Saved data entries |
=== Section Start ===

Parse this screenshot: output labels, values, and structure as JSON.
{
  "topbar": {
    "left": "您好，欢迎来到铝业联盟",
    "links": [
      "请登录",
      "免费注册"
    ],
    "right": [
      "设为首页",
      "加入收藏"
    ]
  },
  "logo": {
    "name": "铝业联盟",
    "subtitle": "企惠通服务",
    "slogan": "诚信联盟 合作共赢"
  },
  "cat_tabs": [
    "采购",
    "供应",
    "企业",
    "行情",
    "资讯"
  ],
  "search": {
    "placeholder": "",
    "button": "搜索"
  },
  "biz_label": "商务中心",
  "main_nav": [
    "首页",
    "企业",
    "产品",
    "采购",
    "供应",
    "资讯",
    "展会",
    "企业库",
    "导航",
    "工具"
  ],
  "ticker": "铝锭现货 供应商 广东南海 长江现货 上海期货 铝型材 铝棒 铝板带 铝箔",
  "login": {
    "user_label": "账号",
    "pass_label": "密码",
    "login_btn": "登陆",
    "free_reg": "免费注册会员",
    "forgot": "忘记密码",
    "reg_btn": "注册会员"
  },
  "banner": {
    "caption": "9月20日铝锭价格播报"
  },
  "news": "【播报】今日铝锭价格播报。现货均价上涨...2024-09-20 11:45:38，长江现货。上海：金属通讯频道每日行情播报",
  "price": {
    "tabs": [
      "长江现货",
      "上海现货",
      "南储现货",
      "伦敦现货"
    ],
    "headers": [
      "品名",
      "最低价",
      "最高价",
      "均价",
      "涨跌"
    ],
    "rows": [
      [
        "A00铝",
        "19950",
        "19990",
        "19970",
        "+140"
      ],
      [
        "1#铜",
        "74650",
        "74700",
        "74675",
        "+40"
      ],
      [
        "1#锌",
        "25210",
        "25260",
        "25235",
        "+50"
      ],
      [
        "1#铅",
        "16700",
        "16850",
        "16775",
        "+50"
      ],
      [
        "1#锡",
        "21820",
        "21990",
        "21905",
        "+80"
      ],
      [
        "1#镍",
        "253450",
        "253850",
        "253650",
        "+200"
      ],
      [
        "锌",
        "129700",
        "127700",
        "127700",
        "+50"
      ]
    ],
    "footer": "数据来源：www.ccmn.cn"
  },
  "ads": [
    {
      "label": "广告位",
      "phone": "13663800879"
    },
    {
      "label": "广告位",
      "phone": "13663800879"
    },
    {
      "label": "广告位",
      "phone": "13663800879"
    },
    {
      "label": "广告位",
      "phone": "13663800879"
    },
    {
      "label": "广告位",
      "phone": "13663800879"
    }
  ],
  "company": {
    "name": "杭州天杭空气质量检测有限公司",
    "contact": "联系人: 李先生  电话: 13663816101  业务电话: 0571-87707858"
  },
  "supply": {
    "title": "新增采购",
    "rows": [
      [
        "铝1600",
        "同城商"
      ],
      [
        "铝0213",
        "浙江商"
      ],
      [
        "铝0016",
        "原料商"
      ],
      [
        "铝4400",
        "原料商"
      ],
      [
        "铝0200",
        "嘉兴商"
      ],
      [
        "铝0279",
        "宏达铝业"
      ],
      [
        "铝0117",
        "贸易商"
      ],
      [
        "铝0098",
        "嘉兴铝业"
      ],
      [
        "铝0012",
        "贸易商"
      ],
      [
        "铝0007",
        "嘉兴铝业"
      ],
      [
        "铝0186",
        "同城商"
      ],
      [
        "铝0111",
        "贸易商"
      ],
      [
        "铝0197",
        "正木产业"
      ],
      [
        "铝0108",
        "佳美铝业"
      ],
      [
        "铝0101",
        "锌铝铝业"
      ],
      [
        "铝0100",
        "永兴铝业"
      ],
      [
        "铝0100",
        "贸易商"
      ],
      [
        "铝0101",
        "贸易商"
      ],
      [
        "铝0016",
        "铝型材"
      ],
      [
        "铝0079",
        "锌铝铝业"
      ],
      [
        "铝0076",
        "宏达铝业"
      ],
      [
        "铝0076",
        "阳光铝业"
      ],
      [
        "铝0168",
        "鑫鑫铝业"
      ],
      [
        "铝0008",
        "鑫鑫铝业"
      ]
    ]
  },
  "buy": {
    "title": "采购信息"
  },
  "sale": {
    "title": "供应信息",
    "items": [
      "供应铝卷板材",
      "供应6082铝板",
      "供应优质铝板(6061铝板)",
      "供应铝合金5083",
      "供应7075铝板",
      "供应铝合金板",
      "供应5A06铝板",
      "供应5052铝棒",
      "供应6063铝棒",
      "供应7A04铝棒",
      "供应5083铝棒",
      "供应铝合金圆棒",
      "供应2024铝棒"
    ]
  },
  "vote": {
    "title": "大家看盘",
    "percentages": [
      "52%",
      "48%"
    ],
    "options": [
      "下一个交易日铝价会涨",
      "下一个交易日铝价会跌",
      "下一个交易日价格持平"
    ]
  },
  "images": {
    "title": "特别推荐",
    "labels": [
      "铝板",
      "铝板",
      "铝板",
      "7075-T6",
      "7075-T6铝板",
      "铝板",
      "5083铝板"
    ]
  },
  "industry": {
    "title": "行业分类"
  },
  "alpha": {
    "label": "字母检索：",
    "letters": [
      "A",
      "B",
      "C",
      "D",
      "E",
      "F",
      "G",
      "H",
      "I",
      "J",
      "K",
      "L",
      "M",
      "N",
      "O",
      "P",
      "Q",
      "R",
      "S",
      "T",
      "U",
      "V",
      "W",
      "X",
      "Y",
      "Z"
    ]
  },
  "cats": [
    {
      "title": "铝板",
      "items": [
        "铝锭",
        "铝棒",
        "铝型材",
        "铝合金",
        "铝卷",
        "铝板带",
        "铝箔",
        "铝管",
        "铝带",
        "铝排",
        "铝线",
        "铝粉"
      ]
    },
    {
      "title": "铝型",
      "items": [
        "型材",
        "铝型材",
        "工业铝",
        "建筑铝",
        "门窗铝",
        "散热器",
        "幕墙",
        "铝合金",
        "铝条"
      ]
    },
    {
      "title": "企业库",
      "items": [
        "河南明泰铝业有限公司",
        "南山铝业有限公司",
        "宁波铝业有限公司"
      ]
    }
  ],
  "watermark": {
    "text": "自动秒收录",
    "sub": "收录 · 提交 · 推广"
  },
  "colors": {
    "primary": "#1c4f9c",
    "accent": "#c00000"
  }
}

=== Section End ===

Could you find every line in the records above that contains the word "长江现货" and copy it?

EXERCISE RESPONSE |
  "ticker": "铝锭现货 供应商 广东南海 长江现货 上海期货 铝型材 铝棒 铝板带 铝箔",
  "news": "【播报】今日铝锭价格播报。现货均价上涨...2024-09-20 11:45:38，长江现货。上海：金属通讯频道每日行情播报",
      "长江现货",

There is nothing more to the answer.